France receives EUR 5.4 billion of ESF funding to implement employment and training actions on the French mainland and in France’s overseas departments. This ESF support also enables France to fight inequality and to help companies adapt to economic development. These are the stra tegic priorities for boosting growth and strengthening France’s international competitiveness.
With ESF support, Germany is dedicating close to EUR 16 billion to proactive measures to meet the challenge of its ageing workforce and ensure continued growth. At federal level, ESF programmes focus on getting more people into work through supporting job creation and entrepreneurship, while in the Länder, young people, skills and education are priorities. Together, these activities are nurturing the highly skilled workers Germany needs for growth, today and for the future.
Italy is supporting job creation in its many successful SMEs by giving workers the skills they need to improve competitiveness and boost exportled performance. ESF funding is also focusing on helping more women and people from disadvantaged groups into work, while building stronger entrepreneurial links between universities, graduate students and industry.
With ESF support, the Grand Duchy of Luxembourg is helping people facing obstacles to work, such as older workers and young people with few qualifications, to improve their skills and job prospects. Boosting a culture of lifelong learning is another priority, to ensure workers can keep their skills up to date and benefit from the job opportunities on offer today and in the future.
With ESF support, the Netherlands is dedicating close to EUR 2 billion to proactive measures to help more people into work and improve skills. Part of this eff ort includes reaching out to disadvantaged groups, and reducing the number of early school leavers. In addition, the Netherlands is encouraging its companies to train workers in new skills and to seek new, innovative ways of improving performance.
Portugal is modernising its economy while offering all of its people the chance to acquire the new skills that will help them benefit from future growth. The education system is being boosted at all levels, people in work are getting training opportunities, and focused help is available for those social groups facing obstacles to finding a job.
Spain is using ESF funding to keep workers employed and help job-seekers get back to work. Better education and vocational training are targeted as the means to ensure a more skilled workforce for the future, as are better job prospects for the young, women, the low-skilled and disadvantaged groups – to boost their participation in a more dynamic labour market.
The UK is investing in employment and education as a means to overcome bottlenecks to growth. As part of this, the UK is deploying over EUR 8.6 billion of ESF funding to help broaden the country’s skills base and open routes to work and success for all citizens, wherever their starting point.
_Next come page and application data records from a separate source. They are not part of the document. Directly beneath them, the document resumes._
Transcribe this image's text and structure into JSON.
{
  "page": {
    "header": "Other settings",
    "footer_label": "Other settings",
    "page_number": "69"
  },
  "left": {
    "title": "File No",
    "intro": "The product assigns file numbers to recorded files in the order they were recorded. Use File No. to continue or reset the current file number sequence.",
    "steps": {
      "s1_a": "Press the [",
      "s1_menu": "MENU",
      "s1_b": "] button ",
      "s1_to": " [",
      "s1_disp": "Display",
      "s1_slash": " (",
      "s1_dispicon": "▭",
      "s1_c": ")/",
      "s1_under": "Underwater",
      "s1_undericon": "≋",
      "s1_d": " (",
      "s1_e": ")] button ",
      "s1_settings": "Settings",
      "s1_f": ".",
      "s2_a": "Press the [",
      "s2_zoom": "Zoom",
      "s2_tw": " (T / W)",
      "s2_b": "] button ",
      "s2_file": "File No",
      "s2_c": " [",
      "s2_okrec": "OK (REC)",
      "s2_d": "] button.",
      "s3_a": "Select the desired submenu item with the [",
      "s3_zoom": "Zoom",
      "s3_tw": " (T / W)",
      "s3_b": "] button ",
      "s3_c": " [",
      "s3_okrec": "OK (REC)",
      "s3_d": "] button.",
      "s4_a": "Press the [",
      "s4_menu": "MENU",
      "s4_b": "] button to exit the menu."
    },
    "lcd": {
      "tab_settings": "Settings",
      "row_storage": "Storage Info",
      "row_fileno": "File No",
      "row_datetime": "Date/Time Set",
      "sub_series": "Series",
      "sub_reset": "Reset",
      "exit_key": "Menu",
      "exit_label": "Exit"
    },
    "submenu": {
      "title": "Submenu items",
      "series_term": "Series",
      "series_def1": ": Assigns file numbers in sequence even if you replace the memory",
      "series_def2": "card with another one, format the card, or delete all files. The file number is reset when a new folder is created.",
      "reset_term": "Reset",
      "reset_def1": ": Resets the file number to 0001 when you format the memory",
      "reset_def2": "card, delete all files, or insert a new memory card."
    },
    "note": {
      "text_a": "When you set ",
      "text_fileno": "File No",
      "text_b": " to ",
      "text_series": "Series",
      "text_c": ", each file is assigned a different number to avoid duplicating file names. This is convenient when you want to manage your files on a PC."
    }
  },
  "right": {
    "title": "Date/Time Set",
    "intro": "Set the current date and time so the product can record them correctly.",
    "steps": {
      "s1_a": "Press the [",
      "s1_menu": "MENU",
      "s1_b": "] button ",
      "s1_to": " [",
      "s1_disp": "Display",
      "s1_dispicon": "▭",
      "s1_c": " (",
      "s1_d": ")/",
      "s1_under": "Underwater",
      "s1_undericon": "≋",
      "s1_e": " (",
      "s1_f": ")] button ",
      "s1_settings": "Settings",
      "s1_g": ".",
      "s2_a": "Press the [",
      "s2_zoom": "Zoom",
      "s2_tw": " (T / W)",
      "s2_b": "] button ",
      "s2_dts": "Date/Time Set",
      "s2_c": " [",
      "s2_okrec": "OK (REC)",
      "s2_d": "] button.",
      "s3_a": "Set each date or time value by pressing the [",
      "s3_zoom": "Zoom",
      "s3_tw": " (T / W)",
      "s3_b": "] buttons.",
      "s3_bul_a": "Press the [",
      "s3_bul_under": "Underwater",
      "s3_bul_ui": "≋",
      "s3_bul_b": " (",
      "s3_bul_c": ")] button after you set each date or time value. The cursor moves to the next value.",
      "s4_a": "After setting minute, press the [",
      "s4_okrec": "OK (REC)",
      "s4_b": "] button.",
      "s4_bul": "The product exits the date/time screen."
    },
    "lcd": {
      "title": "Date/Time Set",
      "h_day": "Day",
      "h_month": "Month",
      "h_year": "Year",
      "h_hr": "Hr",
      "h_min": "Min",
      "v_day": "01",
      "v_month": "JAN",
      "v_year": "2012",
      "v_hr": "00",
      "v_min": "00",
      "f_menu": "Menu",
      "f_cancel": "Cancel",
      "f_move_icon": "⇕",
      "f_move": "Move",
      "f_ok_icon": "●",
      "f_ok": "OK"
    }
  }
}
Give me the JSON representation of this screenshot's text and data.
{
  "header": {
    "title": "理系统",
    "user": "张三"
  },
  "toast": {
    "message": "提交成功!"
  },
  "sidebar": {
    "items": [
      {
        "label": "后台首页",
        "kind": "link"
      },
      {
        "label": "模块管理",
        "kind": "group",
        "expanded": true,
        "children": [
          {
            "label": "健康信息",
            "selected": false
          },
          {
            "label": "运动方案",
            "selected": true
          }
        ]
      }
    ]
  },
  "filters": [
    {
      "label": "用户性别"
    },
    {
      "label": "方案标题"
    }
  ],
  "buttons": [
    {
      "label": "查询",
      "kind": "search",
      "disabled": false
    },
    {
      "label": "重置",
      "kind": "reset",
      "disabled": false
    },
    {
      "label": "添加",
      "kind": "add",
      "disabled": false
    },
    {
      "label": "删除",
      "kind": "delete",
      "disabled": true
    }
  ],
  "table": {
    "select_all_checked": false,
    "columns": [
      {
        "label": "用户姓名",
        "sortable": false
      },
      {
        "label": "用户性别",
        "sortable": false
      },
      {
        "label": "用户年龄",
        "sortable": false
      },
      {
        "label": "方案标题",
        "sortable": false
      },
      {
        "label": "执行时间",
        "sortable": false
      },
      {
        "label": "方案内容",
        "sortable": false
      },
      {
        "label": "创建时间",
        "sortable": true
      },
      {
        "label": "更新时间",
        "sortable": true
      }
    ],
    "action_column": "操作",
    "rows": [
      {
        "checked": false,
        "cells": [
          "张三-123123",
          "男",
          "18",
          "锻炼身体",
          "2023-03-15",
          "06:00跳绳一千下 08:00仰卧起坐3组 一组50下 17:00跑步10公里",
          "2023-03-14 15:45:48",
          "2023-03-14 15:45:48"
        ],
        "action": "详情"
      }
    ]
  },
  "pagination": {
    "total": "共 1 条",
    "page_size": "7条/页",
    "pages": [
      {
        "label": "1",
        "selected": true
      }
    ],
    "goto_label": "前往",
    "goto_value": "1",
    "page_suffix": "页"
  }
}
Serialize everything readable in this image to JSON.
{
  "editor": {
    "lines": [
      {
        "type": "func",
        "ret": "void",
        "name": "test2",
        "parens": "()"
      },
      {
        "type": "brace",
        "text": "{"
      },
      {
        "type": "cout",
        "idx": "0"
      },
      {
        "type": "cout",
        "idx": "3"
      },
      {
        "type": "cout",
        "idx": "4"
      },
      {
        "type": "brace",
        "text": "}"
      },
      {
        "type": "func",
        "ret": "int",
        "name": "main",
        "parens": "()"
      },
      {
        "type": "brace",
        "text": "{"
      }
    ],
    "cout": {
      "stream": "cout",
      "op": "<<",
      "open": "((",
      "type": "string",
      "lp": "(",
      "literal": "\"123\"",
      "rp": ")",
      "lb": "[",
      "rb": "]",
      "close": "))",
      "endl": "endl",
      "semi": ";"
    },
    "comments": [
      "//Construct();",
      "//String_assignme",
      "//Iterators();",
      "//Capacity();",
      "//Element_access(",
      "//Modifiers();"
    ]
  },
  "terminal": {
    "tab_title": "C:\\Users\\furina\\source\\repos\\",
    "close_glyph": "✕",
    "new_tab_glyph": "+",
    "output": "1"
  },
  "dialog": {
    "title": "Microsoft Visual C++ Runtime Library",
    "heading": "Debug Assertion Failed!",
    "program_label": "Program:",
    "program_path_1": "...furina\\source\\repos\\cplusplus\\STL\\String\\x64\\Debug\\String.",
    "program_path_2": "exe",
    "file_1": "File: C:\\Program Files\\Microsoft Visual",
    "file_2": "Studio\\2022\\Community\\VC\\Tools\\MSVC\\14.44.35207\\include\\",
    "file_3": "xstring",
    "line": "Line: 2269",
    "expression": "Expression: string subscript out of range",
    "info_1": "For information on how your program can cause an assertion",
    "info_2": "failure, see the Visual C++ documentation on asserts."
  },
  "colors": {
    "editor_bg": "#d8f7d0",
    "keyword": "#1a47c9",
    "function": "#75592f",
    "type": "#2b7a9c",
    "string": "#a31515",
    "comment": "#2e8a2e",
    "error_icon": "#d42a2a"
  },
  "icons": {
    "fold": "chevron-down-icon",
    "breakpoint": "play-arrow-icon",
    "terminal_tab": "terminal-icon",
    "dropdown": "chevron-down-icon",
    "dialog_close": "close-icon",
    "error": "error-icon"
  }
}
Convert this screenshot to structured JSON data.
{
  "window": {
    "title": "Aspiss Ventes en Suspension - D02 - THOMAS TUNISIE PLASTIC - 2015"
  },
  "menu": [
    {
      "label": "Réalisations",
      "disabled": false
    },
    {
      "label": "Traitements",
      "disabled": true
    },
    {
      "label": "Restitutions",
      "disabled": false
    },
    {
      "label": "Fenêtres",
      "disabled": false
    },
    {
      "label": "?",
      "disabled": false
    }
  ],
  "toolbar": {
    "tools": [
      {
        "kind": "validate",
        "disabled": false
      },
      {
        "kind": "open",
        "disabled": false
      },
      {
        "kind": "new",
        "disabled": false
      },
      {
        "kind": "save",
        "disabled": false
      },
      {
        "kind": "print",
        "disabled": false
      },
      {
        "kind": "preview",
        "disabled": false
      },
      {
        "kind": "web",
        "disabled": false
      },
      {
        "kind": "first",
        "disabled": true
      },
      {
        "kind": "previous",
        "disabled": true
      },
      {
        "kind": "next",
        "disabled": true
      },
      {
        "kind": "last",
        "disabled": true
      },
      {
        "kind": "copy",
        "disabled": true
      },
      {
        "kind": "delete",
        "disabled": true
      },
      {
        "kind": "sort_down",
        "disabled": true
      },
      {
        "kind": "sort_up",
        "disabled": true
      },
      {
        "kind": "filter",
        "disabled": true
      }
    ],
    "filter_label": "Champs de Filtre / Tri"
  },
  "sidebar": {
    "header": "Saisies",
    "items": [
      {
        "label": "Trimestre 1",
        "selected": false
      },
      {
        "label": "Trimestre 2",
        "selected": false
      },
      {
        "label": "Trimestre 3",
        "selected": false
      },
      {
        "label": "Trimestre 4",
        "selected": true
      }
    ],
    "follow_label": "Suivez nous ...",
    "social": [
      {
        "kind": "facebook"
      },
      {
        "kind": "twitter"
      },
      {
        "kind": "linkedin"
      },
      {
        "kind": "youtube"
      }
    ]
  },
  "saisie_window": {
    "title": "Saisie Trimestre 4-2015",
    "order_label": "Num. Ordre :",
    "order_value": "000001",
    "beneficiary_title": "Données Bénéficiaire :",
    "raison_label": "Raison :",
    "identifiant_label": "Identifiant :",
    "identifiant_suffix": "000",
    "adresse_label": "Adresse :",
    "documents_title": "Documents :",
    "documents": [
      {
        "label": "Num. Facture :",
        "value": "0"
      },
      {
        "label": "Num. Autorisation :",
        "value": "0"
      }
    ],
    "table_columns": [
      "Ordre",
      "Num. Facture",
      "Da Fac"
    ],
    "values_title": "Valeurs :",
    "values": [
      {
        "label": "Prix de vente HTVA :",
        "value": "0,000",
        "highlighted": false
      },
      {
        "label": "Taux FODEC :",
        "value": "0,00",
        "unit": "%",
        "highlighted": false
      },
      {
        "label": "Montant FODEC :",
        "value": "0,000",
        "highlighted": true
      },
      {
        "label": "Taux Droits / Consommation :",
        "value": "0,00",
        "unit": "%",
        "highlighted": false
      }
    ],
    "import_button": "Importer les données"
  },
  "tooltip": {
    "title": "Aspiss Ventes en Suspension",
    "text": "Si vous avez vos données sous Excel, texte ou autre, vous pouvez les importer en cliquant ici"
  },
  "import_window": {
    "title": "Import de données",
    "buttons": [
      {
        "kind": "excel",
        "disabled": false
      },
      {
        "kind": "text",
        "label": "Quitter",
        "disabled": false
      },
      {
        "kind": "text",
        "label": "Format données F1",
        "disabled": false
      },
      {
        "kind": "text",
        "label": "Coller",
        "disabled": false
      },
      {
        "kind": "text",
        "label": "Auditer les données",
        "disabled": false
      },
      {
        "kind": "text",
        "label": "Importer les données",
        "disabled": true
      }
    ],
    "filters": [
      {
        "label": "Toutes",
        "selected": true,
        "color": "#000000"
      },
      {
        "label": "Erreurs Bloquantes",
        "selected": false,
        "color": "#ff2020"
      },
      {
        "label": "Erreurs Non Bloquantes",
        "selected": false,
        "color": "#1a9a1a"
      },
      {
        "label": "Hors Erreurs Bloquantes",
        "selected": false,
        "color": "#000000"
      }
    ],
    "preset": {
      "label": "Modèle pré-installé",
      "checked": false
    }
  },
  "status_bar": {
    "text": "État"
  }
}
Better skills are also targeted as a way of making the British workforce the most adaptable and flexible in the EU.
Thanks to ESF support, Bulgaria is spending nearly EUR 1.4 billion on measures to support education and training, strengthen its public administration and reduce poverty. This investment is helping Bulgaria boost workers’ skills and prospects and improve public services – particularly those supporting business and employment – thus ensuring all of its citizens, including vulnerable groups like the Roma, can benefit from future growth.